[INPUT FOR THIS TASK]

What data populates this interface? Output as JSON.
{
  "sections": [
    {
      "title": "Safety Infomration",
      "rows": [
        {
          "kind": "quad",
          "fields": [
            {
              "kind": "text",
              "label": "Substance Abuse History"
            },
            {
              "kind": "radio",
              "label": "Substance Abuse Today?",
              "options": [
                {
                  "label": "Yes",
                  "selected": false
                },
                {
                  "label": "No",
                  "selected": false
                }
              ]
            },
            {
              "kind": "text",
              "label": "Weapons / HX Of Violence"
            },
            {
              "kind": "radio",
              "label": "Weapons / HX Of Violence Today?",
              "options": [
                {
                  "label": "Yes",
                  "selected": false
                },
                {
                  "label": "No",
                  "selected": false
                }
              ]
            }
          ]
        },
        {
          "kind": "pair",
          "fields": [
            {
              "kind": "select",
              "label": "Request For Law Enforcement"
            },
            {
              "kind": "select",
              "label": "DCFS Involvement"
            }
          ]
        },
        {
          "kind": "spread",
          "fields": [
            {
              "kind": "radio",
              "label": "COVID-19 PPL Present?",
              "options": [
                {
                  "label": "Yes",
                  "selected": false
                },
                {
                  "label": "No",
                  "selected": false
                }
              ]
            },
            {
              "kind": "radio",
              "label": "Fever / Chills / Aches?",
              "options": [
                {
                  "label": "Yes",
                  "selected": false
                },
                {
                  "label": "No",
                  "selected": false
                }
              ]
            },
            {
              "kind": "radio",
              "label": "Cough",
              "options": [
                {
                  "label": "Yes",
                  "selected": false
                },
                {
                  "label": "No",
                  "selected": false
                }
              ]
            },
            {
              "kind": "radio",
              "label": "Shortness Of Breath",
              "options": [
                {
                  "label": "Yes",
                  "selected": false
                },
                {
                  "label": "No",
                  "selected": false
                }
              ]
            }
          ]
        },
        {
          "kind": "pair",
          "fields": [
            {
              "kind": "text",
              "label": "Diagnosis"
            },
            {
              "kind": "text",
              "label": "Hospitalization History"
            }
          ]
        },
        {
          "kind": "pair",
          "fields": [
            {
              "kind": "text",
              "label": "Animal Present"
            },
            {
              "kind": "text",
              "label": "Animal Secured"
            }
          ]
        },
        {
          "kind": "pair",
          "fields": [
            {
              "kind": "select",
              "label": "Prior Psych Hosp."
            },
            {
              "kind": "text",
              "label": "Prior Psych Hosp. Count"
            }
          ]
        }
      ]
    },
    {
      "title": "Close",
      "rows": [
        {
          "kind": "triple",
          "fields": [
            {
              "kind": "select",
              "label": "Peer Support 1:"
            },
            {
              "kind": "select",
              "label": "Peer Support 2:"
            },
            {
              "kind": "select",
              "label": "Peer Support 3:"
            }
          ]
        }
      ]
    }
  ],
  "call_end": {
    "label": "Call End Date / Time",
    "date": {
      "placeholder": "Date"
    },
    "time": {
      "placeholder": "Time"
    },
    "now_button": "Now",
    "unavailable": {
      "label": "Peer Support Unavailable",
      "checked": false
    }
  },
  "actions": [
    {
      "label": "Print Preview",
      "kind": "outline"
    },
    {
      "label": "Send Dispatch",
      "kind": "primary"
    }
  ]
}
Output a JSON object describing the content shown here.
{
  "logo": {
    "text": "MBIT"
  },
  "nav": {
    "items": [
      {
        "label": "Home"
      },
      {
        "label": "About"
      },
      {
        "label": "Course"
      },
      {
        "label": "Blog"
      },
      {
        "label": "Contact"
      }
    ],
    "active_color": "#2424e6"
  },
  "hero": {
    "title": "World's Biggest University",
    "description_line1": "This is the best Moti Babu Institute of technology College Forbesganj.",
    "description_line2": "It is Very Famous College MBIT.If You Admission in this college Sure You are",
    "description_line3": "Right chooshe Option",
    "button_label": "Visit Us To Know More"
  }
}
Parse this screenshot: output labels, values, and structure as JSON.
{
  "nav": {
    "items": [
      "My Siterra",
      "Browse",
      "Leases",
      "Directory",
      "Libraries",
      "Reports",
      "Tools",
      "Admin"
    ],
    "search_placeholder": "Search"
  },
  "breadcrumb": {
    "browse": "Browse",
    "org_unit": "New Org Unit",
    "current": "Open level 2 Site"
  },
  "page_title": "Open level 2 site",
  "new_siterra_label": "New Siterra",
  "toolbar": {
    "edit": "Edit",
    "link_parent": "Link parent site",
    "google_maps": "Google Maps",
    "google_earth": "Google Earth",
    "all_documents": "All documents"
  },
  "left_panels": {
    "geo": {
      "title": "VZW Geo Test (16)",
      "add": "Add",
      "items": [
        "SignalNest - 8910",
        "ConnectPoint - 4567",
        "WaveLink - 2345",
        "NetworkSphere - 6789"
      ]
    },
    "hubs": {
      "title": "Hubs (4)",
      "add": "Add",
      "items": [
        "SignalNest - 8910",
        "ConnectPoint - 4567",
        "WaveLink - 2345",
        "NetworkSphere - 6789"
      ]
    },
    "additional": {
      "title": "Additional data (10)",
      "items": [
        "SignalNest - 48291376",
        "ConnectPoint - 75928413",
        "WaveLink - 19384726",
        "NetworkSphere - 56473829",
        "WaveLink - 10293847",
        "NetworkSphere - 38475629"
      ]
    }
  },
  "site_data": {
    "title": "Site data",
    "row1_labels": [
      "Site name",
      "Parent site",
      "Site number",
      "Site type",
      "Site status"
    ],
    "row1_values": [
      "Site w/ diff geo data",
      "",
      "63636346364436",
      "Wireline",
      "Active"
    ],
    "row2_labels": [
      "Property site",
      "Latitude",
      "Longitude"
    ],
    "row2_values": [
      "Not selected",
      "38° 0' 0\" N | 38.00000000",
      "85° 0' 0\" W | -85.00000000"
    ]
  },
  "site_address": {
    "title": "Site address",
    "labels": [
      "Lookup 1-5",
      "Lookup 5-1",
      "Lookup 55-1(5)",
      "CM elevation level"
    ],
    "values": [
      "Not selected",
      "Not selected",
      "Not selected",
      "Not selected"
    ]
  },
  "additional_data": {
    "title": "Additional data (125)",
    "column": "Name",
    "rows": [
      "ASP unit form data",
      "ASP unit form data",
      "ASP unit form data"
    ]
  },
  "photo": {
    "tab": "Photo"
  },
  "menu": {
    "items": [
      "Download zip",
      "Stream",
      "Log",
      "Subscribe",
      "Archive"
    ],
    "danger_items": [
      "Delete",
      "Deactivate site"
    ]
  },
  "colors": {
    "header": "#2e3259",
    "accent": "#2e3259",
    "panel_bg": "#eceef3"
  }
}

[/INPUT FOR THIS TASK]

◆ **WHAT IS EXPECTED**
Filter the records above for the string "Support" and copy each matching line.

◆ **OUTPUT OF THE EXERCISE**
              "label": "Peer Support 1:"
              "label": "Peer Support 2:"
              "label": "Peer Support 3:"
      "label": "Peer Support Unavailable",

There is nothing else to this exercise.